KAREN SATRAN taught creative writing at Rutgers for many years and has also taught in the speech department at City College of New York. Other stories have appeared in Epoch, Redbook, Seventeen, and The New Yorker. She lives with her husband in New York City.

MICHAEL SHEWMAKER is a Jones Lecturer in Poetry at Stanford University. His poems appear or are forthcoming in Southwest Review, Parnassus, Oxford American, New Criterion, Narrative, Hopkins Review, Columbia, and other literary journals and anthologies. He lives in the Bay Area with his wife, Emily.

MATTHEW SPENDER is an English sculptor. He is author of From a High Place: A Life of Arshile Gorky (1999), a biography of his father-in-law, the artist Arshile Gorky; and A House in St. John’s Wood (2015), forthcoming this season from Farrar, Straus and Giroux, about his father, the poet Stephen Spender.

RYAN TEITMAN’s first book of poems, Litany for the City, was chosen for the A. Poulin Jr. Poetry Prize by Jane Hirshfield and published by BOA Editions. His poems have appeared in Gulf Coast, Ninth Letter, Kenyon Review Online, The Southern Review, and Threepenny Review.

WILLIAM WENTHE’s latest book of poems, God’s Foolishness, is forthcoming next year from Louisiana State University Press. His previous book, Words Before Dawn, was also published by LSU in 2012. New poems have appeared or are forthcoming in The Hudson Review, The Georgia Review, Raritan, The Southern Review, Poetry Ireland Review, and Upstreet.
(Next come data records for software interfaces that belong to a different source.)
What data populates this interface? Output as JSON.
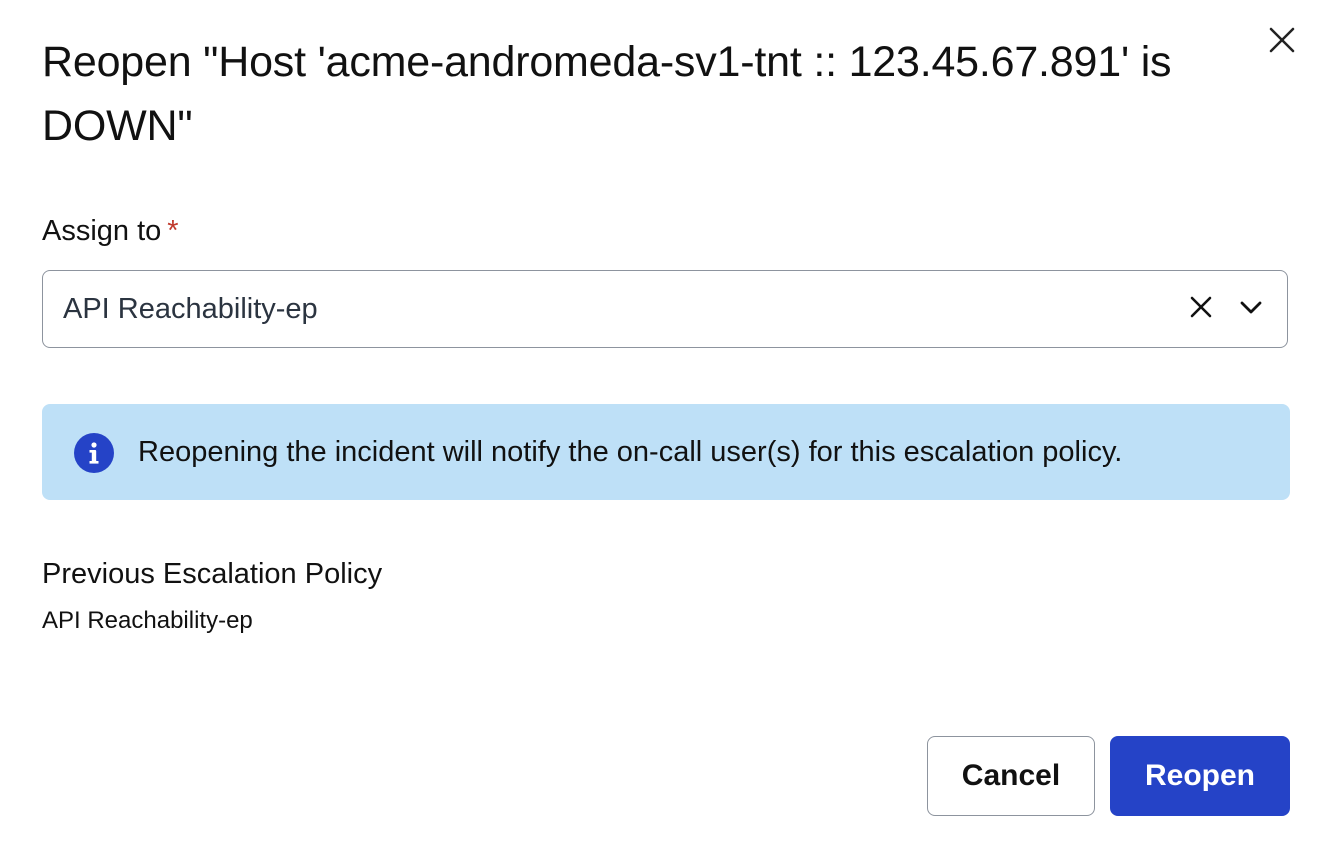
{
  "dialog": {
    "title": "Reopen \"Host 'acme-andromeda-sv1-tnt :: 123.45.67.891' is DOWN\"",
    "close_icon": "close-icon"
  },
  "assign": {
    "label": "Assign to",
    "required_marker": "*",
    "selected_value": "API Reachability-ep",
    "clear_icon": "clear-icon",
    "dropdown_icon": "chevron-down-icon"
  },
  "info": {
    "icon": "info-icon",
    "message": "Reopening the incident will notify the on-call user(s) for this escalation policy."
  },
  "previous": {
    "heading": "Previous Escalation Policy",
    "value": "API Reachability-ep"
  },
  "actions": {
    "cancel_label": "Cancel",
    "reopen_label": "Reopen"
  },
  "colors": {
    "primary": "#2543c7",
    "info_background": "#bee0f7",
    "required": "#c0392b",
    "border": "#8d949e"
  }
}
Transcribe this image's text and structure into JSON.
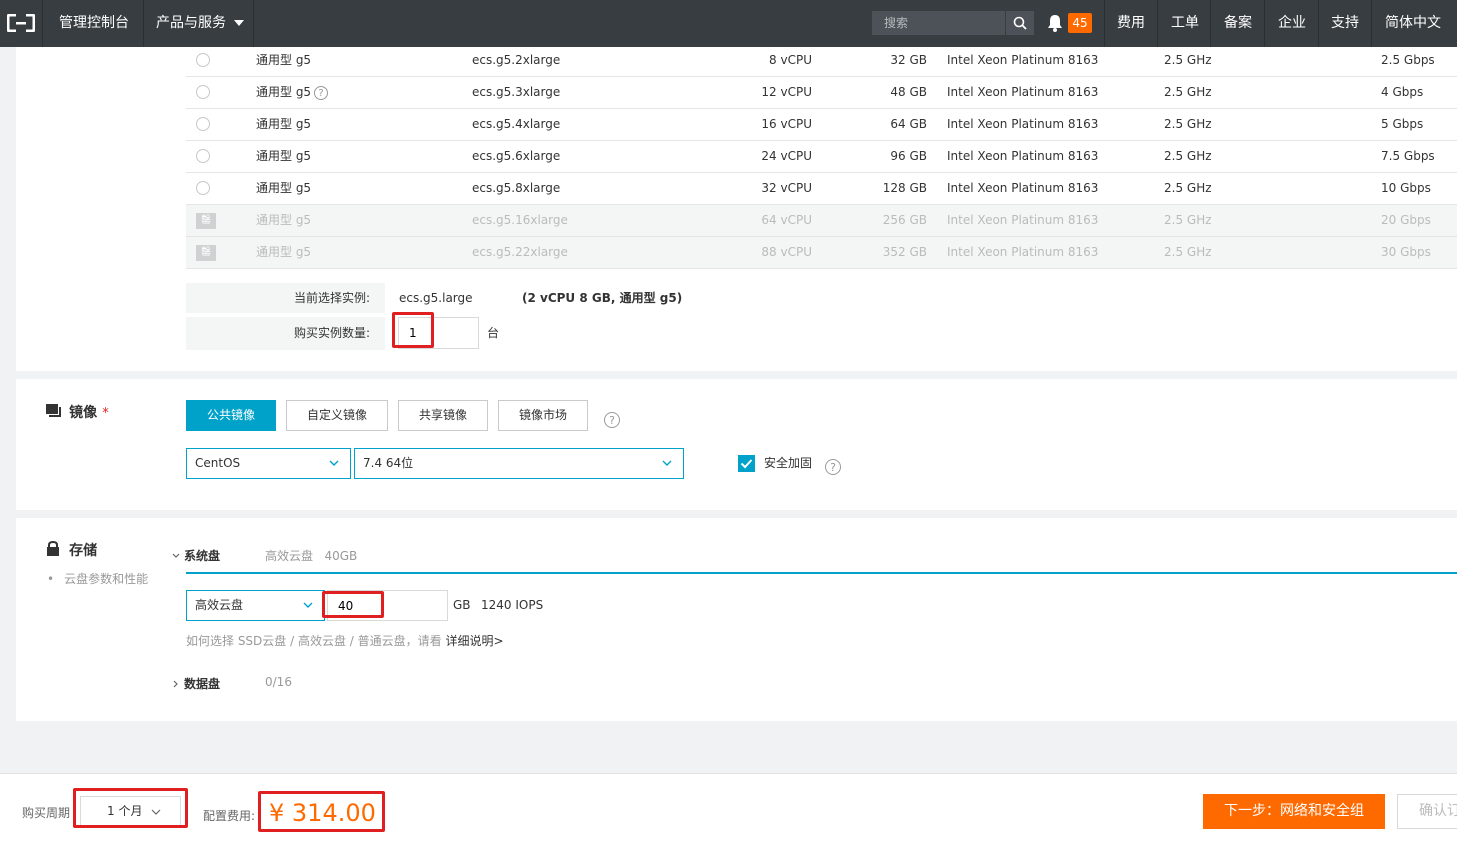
{
  "topbar": {
    "console": "管理控制台",
    "products": "产品与服务",
    "search_placeholder": "搜索",
    "notifications": "45",
    "links": [
      "费用",
      "工单",
      "备案",
      "企业",
      "支持",
      "简体中文"
    ]
  },
  "instances": [
    {
      "family": "通用型 g5",
      "type": "ecs.g5.2xlarge",
      "vcpu": "8 vCPU",
      "mem": "32 GB",
      "cpu": "Intel Xeon Platinum 8163",
      "freq": "2.5 GHz",
      "bw": "2.5 Gbps",
      "status": "radio",
      "help": false
    },
    {
      "family": "通用型 g5",
      "type": "ecs.g5.3xlarge",
      "vcpu": "12 vCPU",
      "mem": "48 GB",
      "cpu": "Intel Xeon Platinum 8163",
      "freq": "2.5 GHz",
      "bw": "4 Gbps",
      "status": "radio",
      "help": true
    },
    {
      "family": "通用型 g5",
      "type": "ecs.g5.4xlarge",
      "vcpu": "16 vCPU",
      "mem": "64 GB",
      "cpu": "Intel Xeon Platinum 8163",
      "freq": "2.5 GHz",
      "bw": "5 Gbps",
      "status": "radio",
      "help": false
    },
    {
      "family": "通用型 g5",
      "type": "ecs.g5.6xlarge",
      "vcpu": "24 vCPU",
      "mem": "96 GB",
      "cpu": "Intel Xeon Platinum 8163",
      "freq": "2.5 GHz",
      "bw": "7.5 Gbps",
      "status": "radio",
      "help": false
    },
    {
      "family": "通用型 g5",
      "type": "ecs.g5.8xlarge",
      "vcpu": "32 vCPU",
      "mem": "128 GB",
      "cpu": "Intel Xeon Platinum 8163",
      "freq": "2.5 GHz",
      "bw": "10 Gbps",
      "status": "radio",
      "help": false
    },
    {
      "family": "通用型 g5",
      "type": "ecs.g5.16xlarge",
      "vcpu": "64 vCPU",
      "mem": "256 GB",
      "cpu": "Intel Xeon Platinum 8163",
      "freq": "2.5 GHz",
      "bw": "20 Gbps",
      "status": "soldout",
      "help": false
    },
    {
      "family": "通用型 g5",
      "type": "ecs.g5.22xlarge",
      "vcpu": "88 vCPU",
      "mem": "352 GB",
      "cpu": "Intel Xeon Platinum 8163",
      "freq": "2.5 GHz",
      "bw": "30 Gbps",
      "status": "soldout",
      "help": false
    }
  ],
  "soldout_label": "罄",
  "help_glyph": "?",
  "selection": {
    "current_label": "当前选择实例:",
    "current_value": "ecs.g5.large",
    "current_spec": "(2 vCPU 8 GB, 通用型 g5)",
    "quantity_label": "购买实例数量:",
    "quantity_value": "1",
    "quantity_unit": "台"
  },
  "image": {
    "title": "镜像",
    "required_mark": "*",
    "tabs": [
      "公共镜像",
      "自定义镜像",
      "共享镜像",
      "镜像市场"
    ],
    "os": "CentOS",
    "version": "7.4 64位",
    "security_label": "安全加固",
    "security_checked": true
  },
  "storage": {
    "title": "存储",
    "link": "云盘参数和性能",
    "system_disk_label": "系统盘",
    "system_disk_summary": "高效云盘   40GB",
    "disk_type": "高效云盘",
    "size": "40",
    "unit": "GB",
    "iops": "1240 IOPS",
    "hint": "如何选择 SSD云盘 / 高效云盘 / 普通云盘，请看",
    "hint_link": "详细说明>",
    "data_disk_label": "数据盘",
    "data_disk_count": "0/16"
  },
  "footer": {
    "period_label": "购买周期",
    "period_value": "1 个月",
    "fee_label": "配置费用:",
    "price": "¥ 314.00",
    "next_button": "下一步：网络和安全组",
    "confirm_button": "确认订"
  },
  "colors": {
    "accent": "#00a2ca",
    "orange": "#ff6a00",
    "topbar": "#373d41",
    "highlight": "#e02020"
  }
}
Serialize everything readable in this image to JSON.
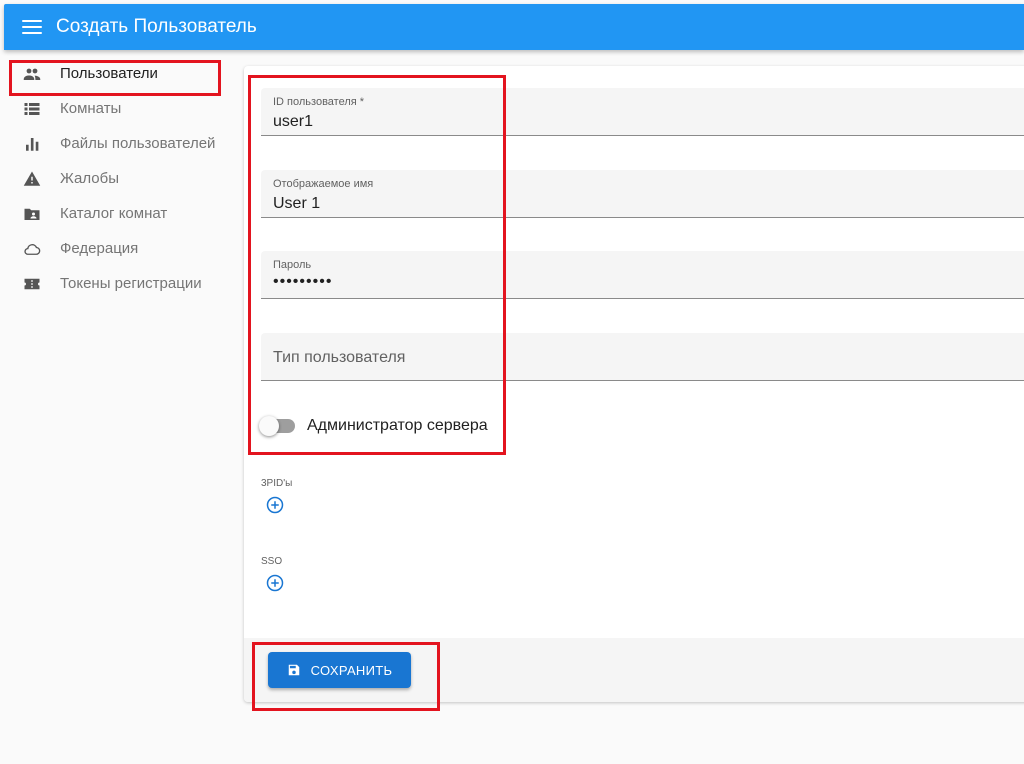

TIMOTHY YOUNG is curator of Modern Books and Manuscripts at Beinecke Library at Yale University. He edited The Uncollected David Rakoff (Anchor Books, 2015).

RUTH BERNARD YEAZELL’s next book is Picture Titles: How and Why Western Paintings Acquired Their Names (Princeton University Press), appearing this season. She is Chace Family Professor of English at Yale University.

STEPHEN YENSER’s most recent book of poems is Blue Guide. He is also the author of The Fire in All Things (winner of the Walt Whitman Award from the Academy of American Poets) and of critical books on Robert Lowell and James Merrill, as well as a collection of essays, A Boundless Field: American Poetry at Large. With J. D. McClatchy and Langdon Hammer he edits the work of James Merrill, the next volume of which will be the Selected Letters. He is a Distinguished Professor of English at U.C.L.A.